- YOUR OBJECTIVE -
Only the lines holding the word "chevron" are wanted; copy each of them from the listing.

- RECORDS TO USE -
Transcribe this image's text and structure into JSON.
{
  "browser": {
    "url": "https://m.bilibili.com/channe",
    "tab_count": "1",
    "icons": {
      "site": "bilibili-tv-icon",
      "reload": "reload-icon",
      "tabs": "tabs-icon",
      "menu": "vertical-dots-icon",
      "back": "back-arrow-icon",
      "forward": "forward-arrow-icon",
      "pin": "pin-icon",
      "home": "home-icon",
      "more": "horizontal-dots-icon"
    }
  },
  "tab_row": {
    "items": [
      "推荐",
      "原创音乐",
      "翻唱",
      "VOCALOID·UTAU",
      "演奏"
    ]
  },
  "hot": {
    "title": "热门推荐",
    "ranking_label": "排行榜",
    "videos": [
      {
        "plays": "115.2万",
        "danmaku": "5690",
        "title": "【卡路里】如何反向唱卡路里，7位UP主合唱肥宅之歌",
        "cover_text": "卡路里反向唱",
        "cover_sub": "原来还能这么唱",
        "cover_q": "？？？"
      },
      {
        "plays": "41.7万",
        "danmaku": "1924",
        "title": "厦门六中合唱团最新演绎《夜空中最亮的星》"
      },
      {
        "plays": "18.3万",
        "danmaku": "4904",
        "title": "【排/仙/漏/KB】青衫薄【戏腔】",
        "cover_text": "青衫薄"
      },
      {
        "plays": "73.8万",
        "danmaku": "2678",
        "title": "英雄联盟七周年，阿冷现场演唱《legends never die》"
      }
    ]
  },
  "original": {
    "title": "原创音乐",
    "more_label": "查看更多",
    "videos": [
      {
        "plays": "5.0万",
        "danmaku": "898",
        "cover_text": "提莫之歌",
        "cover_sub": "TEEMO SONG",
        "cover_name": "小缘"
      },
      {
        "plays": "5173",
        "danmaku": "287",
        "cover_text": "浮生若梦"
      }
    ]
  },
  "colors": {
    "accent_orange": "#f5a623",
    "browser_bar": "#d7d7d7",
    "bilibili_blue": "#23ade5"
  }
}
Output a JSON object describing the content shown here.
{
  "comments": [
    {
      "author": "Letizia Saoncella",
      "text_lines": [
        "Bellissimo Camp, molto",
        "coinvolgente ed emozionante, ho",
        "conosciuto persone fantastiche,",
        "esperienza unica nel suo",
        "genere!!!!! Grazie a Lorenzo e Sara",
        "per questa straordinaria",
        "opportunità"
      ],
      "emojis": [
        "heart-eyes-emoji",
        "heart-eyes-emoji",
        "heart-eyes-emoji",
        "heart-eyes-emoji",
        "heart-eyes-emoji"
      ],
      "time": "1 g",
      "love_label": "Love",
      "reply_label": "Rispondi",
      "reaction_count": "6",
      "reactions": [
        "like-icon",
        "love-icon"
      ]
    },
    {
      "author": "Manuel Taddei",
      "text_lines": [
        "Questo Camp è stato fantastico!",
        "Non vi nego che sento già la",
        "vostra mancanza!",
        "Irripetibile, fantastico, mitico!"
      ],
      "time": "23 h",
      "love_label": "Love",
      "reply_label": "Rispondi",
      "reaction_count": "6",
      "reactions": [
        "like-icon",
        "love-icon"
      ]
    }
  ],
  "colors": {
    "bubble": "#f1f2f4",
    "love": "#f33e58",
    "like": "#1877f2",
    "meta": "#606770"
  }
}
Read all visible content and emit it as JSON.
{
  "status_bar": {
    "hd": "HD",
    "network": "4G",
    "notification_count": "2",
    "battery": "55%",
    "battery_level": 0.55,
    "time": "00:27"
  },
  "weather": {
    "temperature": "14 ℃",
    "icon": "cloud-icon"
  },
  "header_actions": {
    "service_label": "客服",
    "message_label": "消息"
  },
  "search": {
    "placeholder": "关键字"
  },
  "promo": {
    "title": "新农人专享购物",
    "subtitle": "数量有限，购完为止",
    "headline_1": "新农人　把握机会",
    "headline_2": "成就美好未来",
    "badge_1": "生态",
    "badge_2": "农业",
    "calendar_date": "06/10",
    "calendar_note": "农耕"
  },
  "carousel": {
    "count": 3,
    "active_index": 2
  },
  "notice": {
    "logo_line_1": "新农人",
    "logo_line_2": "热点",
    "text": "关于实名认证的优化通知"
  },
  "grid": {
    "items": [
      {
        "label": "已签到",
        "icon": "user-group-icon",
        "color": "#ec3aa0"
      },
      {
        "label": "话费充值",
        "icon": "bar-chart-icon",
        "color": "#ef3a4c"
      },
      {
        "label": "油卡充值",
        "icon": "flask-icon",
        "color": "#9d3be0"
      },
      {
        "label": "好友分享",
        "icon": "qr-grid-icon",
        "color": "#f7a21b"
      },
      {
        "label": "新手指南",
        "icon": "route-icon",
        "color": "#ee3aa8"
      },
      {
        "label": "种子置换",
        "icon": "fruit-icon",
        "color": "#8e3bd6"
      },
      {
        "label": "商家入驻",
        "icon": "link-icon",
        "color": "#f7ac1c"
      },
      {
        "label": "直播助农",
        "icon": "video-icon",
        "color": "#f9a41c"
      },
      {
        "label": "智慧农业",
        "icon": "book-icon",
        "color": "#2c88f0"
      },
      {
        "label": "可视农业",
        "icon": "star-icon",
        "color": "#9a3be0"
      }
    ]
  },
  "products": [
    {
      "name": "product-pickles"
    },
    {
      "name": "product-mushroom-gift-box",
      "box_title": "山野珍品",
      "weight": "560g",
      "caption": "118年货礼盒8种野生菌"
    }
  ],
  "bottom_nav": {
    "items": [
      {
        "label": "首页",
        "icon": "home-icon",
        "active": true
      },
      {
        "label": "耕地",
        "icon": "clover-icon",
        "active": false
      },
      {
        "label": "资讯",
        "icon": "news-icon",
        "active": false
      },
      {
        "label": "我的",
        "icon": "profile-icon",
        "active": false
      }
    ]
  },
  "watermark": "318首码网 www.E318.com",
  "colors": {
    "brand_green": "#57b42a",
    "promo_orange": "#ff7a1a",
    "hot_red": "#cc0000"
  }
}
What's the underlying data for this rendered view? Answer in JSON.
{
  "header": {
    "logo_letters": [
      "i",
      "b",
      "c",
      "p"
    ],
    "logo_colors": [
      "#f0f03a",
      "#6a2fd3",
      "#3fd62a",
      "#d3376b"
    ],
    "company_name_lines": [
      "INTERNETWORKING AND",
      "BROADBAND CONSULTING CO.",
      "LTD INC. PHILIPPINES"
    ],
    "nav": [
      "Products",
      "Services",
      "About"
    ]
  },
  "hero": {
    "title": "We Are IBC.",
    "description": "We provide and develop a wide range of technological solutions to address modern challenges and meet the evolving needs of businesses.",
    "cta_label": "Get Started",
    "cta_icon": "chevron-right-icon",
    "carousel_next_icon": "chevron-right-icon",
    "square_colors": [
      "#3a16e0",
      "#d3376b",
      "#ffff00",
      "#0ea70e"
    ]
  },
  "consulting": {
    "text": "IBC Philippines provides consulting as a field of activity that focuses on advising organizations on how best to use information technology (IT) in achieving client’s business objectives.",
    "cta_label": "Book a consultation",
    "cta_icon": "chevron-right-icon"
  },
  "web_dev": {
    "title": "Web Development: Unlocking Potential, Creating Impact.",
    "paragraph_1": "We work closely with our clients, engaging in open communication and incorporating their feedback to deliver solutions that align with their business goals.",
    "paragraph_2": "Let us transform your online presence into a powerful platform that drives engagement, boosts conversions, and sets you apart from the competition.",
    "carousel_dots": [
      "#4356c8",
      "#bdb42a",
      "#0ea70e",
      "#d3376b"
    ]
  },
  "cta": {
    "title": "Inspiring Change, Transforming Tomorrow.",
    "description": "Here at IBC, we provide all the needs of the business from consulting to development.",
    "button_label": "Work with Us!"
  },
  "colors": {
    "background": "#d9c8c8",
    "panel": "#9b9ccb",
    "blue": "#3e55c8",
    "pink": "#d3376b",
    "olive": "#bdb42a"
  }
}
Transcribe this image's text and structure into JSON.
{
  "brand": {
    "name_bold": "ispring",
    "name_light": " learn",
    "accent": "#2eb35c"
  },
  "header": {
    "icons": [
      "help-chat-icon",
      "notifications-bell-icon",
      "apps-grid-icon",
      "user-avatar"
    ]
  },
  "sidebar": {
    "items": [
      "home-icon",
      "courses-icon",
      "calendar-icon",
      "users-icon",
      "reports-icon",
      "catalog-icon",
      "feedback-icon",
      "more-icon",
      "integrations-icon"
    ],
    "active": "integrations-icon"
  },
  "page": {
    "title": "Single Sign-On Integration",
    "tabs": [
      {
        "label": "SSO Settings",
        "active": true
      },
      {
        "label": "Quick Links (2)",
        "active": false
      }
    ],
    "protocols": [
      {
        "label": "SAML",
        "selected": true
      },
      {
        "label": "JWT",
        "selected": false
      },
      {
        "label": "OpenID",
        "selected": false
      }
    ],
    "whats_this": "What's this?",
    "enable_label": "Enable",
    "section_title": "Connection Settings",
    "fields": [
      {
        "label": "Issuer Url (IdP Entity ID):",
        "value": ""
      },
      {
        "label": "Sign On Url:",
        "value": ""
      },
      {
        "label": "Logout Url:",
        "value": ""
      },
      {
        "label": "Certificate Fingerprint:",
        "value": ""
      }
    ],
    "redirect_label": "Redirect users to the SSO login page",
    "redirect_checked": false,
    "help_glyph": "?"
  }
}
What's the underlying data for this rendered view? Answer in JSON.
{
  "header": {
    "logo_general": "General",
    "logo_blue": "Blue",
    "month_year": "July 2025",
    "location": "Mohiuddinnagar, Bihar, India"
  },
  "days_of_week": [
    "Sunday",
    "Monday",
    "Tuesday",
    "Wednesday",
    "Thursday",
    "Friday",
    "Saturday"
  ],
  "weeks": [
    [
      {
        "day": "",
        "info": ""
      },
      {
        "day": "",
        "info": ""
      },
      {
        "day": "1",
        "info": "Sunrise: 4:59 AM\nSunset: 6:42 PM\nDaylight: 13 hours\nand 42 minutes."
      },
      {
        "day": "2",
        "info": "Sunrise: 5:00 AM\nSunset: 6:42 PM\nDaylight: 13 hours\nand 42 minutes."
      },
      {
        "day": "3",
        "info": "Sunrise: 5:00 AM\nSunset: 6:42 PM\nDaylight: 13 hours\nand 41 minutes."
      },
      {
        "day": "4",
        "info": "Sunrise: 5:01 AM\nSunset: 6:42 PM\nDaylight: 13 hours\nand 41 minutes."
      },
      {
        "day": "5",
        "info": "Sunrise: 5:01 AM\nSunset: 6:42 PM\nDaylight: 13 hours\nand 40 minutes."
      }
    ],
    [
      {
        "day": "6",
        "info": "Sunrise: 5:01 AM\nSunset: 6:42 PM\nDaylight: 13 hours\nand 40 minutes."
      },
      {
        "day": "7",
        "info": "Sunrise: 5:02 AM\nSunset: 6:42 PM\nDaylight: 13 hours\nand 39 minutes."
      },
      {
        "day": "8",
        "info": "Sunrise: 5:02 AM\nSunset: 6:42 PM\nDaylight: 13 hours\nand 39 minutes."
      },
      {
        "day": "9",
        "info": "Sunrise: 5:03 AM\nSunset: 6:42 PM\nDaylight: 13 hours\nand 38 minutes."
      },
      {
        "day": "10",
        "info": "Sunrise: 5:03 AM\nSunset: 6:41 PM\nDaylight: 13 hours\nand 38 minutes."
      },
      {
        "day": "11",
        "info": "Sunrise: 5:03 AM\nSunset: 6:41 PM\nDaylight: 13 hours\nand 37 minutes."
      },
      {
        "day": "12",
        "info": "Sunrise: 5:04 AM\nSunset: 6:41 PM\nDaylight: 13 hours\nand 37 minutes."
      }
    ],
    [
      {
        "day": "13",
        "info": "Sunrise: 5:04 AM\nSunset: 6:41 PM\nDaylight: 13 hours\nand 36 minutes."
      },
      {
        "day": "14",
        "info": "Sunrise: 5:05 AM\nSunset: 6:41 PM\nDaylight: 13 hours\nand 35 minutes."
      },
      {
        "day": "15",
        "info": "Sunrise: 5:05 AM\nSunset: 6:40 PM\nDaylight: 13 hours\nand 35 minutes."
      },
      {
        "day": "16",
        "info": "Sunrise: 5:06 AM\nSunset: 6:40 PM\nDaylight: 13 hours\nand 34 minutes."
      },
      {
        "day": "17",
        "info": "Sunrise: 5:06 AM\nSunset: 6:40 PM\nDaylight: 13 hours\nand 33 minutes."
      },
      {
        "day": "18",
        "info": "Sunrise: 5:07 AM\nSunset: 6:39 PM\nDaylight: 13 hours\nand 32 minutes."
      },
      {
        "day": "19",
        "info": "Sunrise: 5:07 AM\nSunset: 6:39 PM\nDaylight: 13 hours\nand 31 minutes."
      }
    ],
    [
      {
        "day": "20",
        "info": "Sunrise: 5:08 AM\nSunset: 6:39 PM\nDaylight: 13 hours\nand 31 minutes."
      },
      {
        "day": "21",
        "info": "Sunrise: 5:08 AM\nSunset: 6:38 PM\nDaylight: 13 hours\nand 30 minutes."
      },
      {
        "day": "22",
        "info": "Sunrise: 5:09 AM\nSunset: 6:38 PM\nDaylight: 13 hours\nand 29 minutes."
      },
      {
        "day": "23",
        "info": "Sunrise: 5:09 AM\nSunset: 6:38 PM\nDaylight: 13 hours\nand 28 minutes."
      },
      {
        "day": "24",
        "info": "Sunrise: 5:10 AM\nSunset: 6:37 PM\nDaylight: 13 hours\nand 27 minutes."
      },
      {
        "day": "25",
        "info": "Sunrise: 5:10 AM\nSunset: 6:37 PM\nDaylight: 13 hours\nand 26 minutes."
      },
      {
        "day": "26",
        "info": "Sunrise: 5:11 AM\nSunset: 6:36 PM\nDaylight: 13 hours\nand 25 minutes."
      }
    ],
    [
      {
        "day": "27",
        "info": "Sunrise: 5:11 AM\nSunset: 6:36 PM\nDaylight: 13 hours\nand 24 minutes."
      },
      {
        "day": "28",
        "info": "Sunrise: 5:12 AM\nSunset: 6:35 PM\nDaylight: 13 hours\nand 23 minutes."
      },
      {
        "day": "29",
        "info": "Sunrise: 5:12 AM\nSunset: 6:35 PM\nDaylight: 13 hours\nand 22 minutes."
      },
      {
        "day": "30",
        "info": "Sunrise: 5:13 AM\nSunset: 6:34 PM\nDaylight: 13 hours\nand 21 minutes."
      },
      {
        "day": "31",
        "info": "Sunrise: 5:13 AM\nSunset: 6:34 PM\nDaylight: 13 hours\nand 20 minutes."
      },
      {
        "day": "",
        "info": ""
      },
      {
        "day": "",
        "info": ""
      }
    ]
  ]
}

- COMPLETED TASK -
    "cta_icon": "chevron-right-icon",
    "carousel_next_icon": "chevron-right-icon",
    "cta_icon": "chevron-right-icon"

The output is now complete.